• [TASK]:
Among the records below, which lines contain the string "Contact"? Report them.

[Dataset excerpts]
----------------

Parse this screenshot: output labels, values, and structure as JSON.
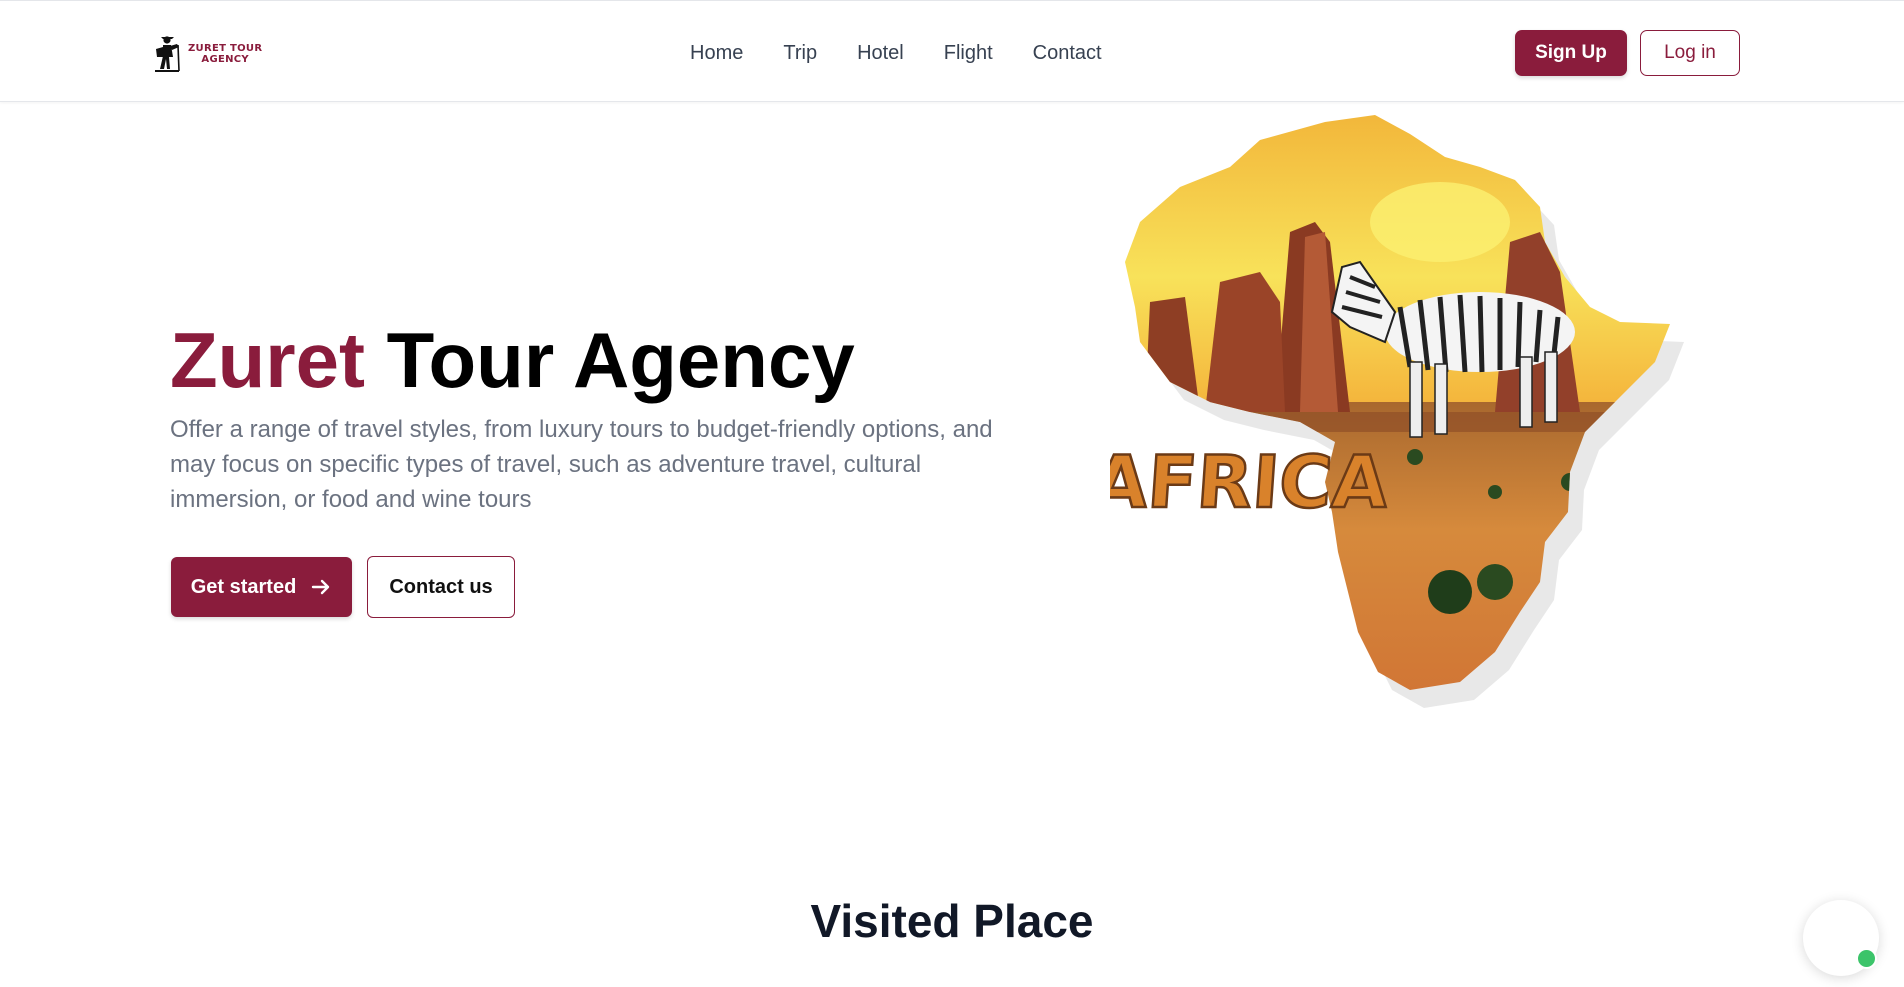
{
  "brand": {
    "name_line1": "ZURET TOUR",
    "name_line2": "AGENCY",
    "color": "#8a1c3c"
  },
  "nav": {
    "links": [
      {
        "label": "Home"
      },
      {
        "label": "Trip"
      },
      {
        "label": "Hotel"
      },
      {
        "label": "Flight"
      },
      {
        "label": "Contact"
      }
    ],
    "signup_label": "Sign Up",
    "login_label": "Log in"
  },
  "hero": {
    "title_accent": "Zuret",
    "title_rest": "Tour Agency",
    "description": "Offer a range of travel styles, from luxury tours to budget-friendly options, and may focus on specific types of travel, such as adventure travel, cultural immersion, or food and wine tours",
    "cta_primary": "Get started",
    "cta_secondary": "Contact us",
    "illustration_text": "AFRICA"
  },
  "section": {
    "title": "Visited Place"
  },
  "icons": [
    "hiker-logo-icon",
    "arrow-right-icon",
    "chat-icon",
    "online-status-icon"
  ],
  "colors": {
    "accent": "#8a1c3c",
    "online": "#3cc46a"
  }
}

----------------

• [SOLUTION TO THE EXERCISE]:
        "label": "Contact"
    "cta_secondary": "Contact us",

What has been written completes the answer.